↓

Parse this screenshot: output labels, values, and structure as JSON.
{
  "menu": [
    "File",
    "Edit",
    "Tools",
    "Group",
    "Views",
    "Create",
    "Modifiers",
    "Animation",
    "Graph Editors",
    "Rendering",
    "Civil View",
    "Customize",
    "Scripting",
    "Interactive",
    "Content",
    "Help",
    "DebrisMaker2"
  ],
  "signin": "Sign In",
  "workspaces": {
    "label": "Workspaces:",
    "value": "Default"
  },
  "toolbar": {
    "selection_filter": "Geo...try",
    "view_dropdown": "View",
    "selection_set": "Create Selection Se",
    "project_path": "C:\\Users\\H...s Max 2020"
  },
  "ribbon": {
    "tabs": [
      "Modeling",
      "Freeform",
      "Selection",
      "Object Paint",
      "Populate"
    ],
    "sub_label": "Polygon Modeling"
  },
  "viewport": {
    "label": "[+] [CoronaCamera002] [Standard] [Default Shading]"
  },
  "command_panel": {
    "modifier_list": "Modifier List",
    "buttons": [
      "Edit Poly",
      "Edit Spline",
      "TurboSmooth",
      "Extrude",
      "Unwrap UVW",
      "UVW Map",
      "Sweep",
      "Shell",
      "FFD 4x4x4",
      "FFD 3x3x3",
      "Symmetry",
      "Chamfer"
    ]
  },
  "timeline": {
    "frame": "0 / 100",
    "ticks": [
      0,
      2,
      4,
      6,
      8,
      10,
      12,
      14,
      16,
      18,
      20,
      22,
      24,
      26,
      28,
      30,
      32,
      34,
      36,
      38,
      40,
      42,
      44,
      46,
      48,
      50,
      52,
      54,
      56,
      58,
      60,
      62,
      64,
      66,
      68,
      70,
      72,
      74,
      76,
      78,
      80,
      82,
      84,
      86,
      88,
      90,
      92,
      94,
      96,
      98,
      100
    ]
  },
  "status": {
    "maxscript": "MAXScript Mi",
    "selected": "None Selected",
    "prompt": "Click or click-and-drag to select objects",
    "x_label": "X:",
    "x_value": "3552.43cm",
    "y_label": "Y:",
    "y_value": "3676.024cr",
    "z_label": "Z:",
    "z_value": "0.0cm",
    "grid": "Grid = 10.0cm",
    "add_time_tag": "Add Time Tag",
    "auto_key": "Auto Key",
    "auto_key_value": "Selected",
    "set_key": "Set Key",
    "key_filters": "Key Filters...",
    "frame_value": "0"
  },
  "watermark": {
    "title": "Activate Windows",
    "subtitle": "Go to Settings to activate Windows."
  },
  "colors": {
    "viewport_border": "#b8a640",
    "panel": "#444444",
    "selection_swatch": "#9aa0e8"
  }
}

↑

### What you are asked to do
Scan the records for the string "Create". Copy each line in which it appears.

### Exercise solution
    "Create",
    "selection_set": "Create Selection Se",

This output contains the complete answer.